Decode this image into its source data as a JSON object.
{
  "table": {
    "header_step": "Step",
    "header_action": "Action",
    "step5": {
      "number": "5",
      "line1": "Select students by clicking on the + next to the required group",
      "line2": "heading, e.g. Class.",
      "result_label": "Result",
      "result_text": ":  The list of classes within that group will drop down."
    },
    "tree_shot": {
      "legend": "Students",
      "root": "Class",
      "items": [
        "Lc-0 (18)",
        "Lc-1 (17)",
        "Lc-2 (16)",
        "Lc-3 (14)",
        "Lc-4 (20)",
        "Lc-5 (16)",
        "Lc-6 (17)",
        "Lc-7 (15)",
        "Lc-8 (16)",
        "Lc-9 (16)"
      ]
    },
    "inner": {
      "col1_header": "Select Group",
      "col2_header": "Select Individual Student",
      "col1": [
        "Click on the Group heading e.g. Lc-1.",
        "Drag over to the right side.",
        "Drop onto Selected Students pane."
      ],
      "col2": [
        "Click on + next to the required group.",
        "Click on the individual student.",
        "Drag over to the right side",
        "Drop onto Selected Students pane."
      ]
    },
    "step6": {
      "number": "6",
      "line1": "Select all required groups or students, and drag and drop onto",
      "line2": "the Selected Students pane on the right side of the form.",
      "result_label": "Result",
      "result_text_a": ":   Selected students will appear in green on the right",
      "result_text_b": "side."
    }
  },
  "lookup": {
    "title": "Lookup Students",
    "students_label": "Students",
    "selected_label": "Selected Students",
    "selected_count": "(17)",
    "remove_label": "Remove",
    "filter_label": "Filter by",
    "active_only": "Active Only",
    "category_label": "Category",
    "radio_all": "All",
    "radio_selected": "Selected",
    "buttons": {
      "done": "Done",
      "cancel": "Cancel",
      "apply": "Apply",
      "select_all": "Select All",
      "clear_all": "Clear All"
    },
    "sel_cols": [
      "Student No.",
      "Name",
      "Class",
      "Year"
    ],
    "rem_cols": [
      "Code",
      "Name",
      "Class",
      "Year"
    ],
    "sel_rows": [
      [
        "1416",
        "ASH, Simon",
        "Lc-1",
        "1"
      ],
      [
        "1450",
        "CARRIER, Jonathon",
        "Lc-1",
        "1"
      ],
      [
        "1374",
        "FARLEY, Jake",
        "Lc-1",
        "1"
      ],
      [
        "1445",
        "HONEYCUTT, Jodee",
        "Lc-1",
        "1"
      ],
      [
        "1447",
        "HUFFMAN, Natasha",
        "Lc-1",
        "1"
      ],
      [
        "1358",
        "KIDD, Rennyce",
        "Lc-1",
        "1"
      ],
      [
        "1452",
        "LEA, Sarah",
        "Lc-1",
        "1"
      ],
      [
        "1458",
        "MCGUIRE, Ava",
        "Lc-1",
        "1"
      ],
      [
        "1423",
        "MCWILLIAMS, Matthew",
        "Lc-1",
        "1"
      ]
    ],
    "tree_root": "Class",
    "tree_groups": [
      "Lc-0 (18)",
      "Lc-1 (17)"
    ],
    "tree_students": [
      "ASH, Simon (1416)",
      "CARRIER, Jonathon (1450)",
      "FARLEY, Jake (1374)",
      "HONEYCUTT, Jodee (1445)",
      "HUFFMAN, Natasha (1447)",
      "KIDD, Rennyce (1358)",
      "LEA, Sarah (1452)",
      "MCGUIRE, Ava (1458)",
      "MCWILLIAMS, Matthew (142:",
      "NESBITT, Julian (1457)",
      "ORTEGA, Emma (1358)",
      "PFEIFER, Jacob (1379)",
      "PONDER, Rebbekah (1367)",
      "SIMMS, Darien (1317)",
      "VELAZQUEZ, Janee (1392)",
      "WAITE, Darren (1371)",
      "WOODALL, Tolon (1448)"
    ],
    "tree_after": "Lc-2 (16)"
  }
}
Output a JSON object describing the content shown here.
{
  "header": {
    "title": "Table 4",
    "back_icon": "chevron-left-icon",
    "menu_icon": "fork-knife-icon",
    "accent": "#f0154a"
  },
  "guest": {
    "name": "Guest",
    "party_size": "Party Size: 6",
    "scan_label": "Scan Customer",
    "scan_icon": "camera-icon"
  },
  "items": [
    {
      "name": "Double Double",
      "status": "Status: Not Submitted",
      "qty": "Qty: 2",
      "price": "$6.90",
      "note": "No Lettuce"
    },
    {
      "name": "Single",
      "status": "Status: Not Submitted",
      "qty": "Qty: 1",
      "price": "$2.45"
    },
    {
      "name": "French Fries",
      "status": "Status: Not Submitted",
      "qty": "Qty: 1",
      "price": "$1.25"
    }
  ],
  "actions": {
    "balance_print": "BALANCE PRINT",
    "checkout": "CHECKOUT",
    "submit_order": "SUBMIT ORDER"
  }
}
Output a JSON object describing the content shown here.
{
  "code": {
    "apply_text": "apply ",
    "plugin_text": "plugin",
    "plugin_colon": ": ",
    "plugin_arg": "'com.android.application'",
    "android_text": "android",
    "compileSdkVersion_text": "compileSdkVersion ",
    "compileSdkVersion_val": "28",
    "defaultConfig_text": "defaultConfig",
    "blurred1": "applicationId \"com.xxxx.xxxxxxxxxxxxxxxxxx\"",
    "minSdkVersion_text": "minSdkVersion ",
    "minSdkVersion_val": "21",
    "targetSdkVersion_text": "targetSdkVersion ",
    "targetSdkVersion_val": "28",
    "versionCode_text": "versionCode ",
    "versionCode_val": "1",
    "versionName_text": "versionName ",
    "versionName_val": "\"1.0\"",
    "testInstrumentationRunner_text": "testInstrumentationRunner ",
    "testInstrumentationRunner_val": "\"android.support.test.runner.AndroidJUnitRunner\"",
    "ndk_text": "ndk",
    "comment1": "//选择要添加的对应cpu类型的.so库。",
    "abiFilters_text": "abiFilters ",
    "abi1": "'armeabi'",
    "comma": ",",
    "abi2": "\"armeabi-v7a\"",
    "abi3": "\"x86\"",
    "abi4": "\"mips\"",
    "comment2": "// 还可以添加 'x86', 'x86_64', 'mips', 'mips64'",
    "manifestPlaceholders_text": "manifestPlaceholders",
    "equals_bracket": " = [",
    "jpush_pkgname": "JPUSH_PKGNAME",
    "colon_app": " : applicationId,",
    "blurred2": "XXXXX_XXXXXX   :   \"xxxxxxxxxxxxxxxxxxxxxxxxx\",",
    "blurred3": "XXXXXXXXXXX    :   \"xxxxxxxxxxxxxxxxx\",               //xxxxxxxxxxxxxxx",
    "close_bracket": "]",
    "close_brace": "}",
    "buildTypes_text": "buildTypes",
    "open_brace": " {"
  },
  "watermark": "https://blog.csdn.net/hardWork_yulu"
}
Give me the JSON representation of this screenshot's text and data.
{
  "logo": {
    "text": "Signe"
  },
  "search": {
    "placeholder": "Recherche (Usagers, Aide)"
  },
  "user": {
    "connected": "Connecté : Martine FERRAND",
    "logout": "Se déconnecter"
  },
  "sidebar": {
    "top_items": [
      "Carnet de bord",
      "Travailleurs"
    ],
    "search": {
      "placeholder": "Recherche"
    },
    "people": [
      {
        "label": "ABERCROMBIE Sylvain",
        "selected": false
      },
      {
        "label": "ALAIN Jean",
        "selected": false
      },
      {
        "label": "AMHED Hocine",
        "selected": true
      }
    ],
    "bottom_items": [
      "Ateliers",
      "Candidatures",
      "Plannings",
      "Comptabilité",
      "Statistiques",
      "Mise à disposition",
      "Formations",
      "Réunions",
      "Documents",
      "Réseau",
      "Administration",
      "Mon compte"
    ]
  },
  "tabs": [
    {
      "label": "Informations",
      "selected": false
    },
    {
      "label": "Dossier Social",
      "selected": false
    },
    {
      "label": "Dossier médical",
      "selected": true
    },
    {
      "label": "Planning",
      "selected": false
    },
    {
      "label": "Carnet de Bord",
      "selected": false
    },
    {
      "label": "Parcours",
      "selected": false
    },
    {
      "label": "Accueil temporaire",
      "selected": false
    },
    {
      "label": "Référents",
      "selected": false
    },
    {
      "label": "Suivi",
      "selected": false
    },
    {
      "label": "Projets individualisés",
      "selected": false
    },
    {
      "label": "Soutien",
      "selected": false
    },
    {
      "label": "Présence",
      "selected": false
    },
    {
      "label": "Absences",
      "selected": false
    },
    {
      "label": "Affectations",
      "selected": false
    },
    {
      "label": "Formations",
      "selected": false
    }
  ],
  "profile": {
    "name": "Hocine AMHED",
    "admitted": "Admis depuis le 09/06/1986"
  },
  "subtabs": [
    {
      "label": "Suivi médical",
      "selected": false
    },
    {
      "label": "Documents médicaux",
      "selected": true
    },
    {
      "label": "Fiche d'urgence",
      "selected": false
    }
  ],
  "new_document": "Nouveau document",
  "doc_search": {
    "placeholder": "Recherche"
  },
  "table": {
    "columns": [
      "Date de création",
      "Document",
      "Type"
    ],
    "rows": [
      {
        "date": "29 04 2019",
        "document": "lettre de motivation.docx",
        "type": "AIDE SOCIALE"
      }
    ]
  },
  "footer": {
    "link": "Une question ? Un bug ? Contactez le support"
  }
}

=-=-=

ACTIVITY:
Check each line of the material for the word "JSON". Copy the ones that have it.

SOLUTION FOR THIS PROBLEM:
Decode this image into its source data as a JSON object.
Output a JSON object describing the content shown here.
Output a JSON object describing the content shown here.
Give me the JSON representation of this screenshot's text and data.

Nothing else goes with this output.